■ **What needs to be done**
Output the records, every one, exactly as given.

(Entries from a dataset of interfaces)
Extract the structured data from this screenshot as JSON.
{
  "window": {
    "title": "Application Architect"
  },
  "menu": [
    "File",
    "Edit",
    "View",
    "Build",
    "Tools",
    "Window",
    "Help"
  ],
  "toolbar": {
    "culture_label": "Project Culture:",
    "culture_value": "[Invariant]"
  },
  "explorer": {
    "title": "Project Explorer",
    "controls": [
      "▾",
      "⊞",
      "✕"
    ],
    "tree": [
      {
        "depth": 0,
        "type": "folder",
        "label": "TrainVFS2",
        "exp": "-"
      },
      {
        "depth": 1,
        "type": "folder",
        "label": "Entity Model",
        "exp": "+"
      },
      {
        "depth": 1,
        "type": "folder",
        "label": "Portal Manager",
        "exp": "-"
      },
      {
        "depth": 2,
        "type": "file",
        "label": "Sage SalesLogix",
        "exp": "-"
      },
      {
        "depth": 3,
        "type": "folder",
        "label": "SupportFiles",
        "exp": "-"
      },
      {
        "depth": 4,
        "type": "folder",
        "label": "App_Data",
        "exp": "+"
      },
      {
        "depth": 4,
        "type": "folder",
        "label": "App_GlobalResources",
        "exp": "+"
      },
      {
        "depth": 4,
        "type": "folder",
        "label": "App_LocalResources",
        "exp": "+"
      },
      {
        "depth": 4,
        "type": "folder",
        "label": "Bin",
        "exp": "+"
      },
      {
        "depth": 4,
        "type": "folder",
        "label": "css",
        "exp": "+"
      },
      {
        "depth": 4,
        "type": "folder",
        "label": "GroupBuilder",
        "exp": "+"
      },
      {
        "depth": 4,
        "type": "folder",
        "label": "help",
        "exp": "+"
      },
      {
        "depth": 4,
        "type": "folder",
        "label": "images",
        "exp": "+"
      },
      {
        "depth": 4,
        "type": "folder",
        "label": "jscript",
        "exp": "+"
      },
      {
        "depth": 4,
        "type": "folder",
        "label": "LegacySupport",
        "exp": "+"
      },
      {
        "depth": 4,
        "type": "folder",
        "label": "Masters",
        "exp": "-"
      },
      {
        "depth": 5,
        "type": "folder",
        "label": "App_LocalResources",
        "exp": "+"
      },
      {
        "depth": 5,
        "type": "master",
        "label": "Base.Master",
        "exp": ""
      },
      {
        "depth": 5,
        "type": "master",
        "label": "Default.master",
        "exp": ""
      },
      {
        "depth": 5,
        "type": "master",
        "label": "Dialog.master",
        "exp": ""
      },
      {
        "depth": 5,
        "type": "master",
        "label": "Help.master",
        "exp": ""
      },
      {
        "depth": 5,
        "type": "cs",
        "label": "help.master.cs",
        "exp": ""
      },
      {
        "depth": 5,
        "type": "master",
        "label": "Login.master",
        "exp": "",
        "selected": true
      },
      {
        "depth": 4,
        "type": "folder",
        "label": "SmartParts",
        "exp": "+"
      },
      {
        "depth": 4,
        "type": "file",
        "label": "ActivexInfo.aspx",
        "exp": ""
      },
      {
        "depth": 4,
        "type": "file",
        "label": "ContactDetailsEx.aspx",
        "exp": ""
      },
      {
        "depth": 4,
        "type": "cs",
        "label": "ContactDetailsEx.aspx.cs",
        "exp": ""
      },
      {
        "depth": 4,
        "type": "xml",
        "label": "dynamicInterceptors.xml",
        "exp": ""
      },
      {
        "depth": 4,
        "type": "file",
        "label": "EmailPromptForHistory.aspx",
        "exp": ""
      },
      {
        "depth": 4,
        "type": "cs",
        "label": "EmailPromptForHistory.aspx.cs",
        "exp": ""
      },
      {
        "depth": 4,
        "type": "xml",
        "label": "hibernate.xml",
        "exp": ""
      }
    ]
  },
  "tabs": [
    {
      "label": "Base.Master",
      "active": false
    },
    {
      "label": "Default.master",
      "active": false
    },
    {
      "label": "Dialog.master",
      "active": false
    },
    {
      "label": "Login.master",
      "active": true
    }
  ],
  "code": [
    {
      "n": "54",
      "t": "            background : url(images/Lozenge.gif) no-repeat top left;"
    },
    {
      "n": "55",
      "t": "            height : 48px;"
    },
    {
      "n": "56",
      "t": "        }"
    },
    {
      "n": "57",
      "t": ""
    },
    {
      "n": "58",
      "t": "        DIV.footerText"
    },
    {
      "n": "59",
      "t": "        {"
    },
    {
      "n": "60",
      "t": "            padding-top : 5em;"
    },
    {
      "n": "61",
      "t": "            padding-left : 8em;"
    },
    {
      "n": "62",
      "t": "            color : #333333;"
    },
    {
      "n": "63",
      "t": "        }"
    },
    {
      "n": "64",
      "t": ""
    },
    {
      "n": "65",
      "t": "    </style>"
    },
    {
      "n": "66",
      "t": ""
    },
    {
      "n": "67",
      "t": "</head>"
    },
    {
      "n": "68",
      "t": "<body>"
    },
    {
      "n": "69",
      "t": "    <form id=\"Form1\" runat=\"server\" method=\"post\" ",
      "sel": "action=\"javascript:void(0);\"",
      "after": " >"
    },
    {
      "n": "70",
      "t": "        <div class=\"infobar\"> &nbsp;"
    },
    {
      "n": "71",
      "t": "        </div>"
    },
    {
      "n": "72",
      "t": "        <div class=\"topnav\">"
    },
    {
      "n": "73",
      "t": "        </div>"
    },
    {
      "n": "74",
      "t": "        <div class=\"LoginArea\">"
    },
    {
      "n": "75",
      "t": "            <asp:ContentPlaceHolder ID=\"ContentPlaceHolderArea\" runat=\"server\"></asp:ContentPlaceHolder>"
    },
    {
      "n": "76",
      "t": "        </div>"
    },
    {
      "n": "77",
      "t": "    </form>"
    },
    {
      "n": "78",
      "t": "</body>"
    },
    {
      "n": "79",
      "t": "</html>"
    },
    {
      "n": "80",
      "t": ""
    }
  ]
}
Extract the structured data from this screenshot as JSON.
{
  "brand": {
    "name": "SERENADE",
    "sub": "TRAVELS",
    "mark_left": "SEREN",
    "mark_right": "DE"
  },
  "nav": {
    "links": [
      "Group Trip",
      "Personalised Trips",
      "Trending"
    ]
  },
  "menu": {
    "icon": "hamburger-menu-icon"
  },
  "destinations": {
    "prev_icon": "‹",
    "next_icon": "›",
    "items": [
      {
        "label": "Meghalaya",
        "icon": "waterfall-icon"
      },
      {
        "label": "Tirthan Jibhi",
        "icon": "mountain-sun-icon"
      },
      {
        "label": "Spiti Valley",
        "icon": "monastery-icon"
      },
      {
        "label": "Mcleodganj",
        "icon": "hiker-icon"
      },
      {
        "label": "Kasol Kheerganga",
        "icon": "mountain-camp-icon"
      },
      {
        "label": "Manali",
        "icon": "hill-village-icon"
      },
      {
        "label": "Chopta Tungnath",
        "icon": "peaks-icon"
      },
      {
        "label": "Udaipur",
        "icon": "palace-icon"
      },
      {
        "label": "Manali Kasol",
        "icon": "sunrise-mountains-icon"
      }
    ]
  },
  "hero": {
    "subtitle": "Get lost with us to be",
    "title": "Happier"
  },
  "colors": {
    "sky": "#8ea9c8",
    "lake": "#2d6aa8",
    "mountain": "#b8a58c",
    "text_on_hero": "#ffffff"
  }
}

■ **Output for this exercise**
Extract the structured data from this screenshot as JSON.
{
  "window": {
    "title": "Application Architect"
  },
  "menu": [
    "File",
    "Edit",
    "View",
    "Build",
    "Tools",
    "Window",
    "Help"
  ],
  "toolbar": {
    "culture_label": "Project Culture:",
    "culture_value": "[Invariant]"
  },
  "explorer": {
    "title": "Project Explorer",
    "controls": [
      "▾",
      "⊞",
      "✕"
    ],
    "tree": [
      {
        "depth": 0,
        "type": "folder",
        "label": "TrainVFS2",
        "exp": "-"
      },
      {
        "depth": 1,
        "type": "folder",
        "label": "Entity Model",
        "exp": "+"
      },
      {
        "depth": 1,
        "type": "folder",
        "label": "Portal Manager",
        "exp": "-"
      },
      {
        "depth": 2,
        "type": "file",
        "label": "Sage SalesLogix",
        "exp": "-"
      },
      {
        "depth": 3,
        "type": "folder",
        "label": "SupportFiles",
        "exp": "-"
      },
      {
        "depth": 4,
        "type": "folder",
        "label": "App_Data",
        "exp": "+"
      },
      {
        "depth": 4,
        "type": "folder",
        "label": "App_GlobalResources",
        "exp": "+"
      },
      {
        "depth": 4,
        "type": "folder",
        "label": "App_LocalResources",
        "exp": "+"
      },
      {
        "depth": 4,
        "type": "folder",
        "label": "Bin",
        "exp": "+"
      },
      {
        "depth": 4,
        "type": "folder",
        "label": "css",
        "exp": "+"
      },
      {
        "depth": 4,
        "type": "folder",
        "label": "GroupBuilder",
        "exp": "+"
      },
      {
        "depth": 4,
        "type": "folder",
        "label": "help",
        "exp": "+"
      },
      {
        "depth": 4,
        "type": "folder",
        "label": "images",
        "exp": "+"
      },
      {
        "depth": 4,
        "type": "folder",
        "label": "jscript",
        "exp": "+"
      },
      {
        "depth": 4,
        "type": "folder",
        "label": "LegacySupport",
        "exp": "+"
      },
      {
        "depth": 4,
        "type": "folder",
        "label": "Masters",
        "exp": "-"
      },
      {
        "depth": 5,
        "type": "folder",
        "label": "App_LocalResources",
        "exp": "+"
      },
      {
        "depth": 5,
        "type": "master",
        "label": "Base.Master",
        "exp": ""
      },
      {
        "depth": 5,
        "type": "master",
        "label": "Default.master",
        "exp": ""
      },
      {
        "depth": 5,
        "type": "master",
        "label": "Dialog.master",
        "exp": ""
      },
      {
        "depth": 5,
        "type": "master",
        "label": "Help.master",
        "exp": ""
      },
      {
        "depth": 5,
        "type": "cs",
        "label": "help.master.cs",
        "exp": ""
      },
      {
        "depth": 5,
        "type": "master",
        "label": "Login.master",
        "exp": "",
        "selected": true
      },
      {
        "depth": 4,
        "type": "folder",
        "label": "SmartParts",
        "exp": "+"
      },
      {
        "depth": 4,
        "type": "file",
        "label": "ActivexInfo.aspx",
        "exp": ""
      },
      {
        "depth": 4,
        "type": "file",
        "label": "ContactDetailsEx.aspx",
        "exp": ""
      },
      {
        "depth": 4,
        "type": "cs",
        "label": "ContactDetailsEx.aspx.cs",
        "exp": ""
      },
      {
        "depth": 4,
        "type": "xml",
        "label": "dynamicInterceptors.xml",
        "exp": ""
      },
      {
        "depth": 4,
        "type": "file",
        "label": "EmailPromptForHistory.aspx",
        "exp": ""
      },
      {
        "depth": 4,
        "type": "cs",
        "label": "EmailPromptForHistory.aspx.cs",
        "exp": ""
      },
      {
        "depth": 4,
        "type": "xml",
        "label": "hibernate.xml",
        "exp": ""
      }
    ]
  },
  "tabs": [
    {
      "label": "Base.Master",
      "active": false
    },
    {
      "label": "Default.master",
      "active": false
    },
    {
      "label": "Dialog.master",
      "active": false
    },
    {
      "label": "Login.master",
      "active": true
    }
  ],
  "code": [
    {
      "n": "54",
      "t": "            background : url(images/Lozenge.gif) no-repeat top left;"
    },
    {
      "n": "55",
      "t": "            height : 48px;"
    },
    {
      "n": "56",
      "t": "        }"
    },
    {
      "n": "57",
      "t": ""
    },
    {
      "n": "58",
      "t": "        DIV.footerText"
    },
    {
      "n": "59",
      "t": "        {"
    },
    {
      "n": "60",
      "t": "            padding-top : 5em;"
    },
    {
      "n": "61",
      "t": "            padding-left : 8em;"
    },
    {
      "n": "62",
      "t": "            color : #333333;"
    },
    {
      "n": "63",
      "t": "        }"
    },
    {
      "n": "64",
      "t": ""
    },
    {
      "n": "65",
      "t": "    </style>"
    },
    {
      "n": "66",
      "t": ""
    },
    {
      "n": "67",
      "t": "</head>"
    },
    {
      "n": "68",
      "t": "<body>"
    },
    {
      "n": "69",
      "t": "    <form id=\"Form1\" runat=\"server\" method=\"post\" ",
      "sel": "action=\"javascript:void(0);\"",
      "after": " >"
    },
    {
      "n": "70",
      "t": "        <div class=\"infobar\"> &nbsp;"
    },
    {
      "n": "71",
      "t": "        </div>"
    },
    {
      "n": "72",
      "t": "        <div class=\"topnav\">"
    },
    {
      "n": "73",
      "t": "        </div>"
    },
    {
      "n": "74",
      "t": "        <div class=\"LoginArea\">"
    },
    {
      "n": "75",
      "t": "            <asp:ContentPlaceHolder ID=\"ContentPlaceHolderArea\" runat=\"server\"></asp:ContentPlaceHolder>"
    },
    {
      "n": "76",
      "t": "        </div>"
    },
    {
      "n": "77",
      "t": "    </form>"
    },
    {
      "n": "78",
      "t": "</body>"
    },
    {
      "n": "79",
      "t": "</html>"
    },
    {
      "n": "80",
      "t": ""
    }
  ]
}
Extract the structured data from this screenshot as JSON.
{
  "brand": {
    "name": "SERENADE",
    "sub": "TRAVELS",
    "mark_left": "SEREN",
    "mark_right": "DE"
  },
  "nav": {
    "links": [
      "Group Trip",
      "Personalised Trips",
      "Trending"
    ]
  },
  "menu": {
    "icon": "hamburger-menu-icon"
  },
  "destinations": {
    "prev_icon": "‹",
    "next_icon": "›",
    "items": [
      {
        "label": "Meghalaya",
        "icon": "waterfall-icon"
      },
      {
        "label": "Tirthan Jibhi",
        "icon": "mountain-sun-icon"
      },
      {
        "label": "Spiti Valley",
        "icon": "monastery-icon"
      },
      {
        "label": "Mcleodganj",
        "icon": "hiker-icon"
      },
      {
        "label": "Kasol Kheerganga",
        "icon": "mountain-camp-icon"
      },
      {
        "label": "Manali",
        "icon": "hill-village-icon"
      },
      {
        "label": "Chopta Tungnath",
        "icon": "peaks-icon"
      },
      {
        "label": "Udaipur",
        "icon": "palace-icon"
      },
      {
        "label": "Manali Kasol",
        "icon": "sunrise-mountains-icon"
      }
    ]
  },
  "hero": {
    "subtitle": "Get lost with us to be",
    "title": "Happier"
  },
  "colors": {
    "sky": "#8ea9c8",
    "lake": "#2d6aa8",
    "mountain": "#b8a58c",
    "text_on_hero": "#ffffff"
  }
}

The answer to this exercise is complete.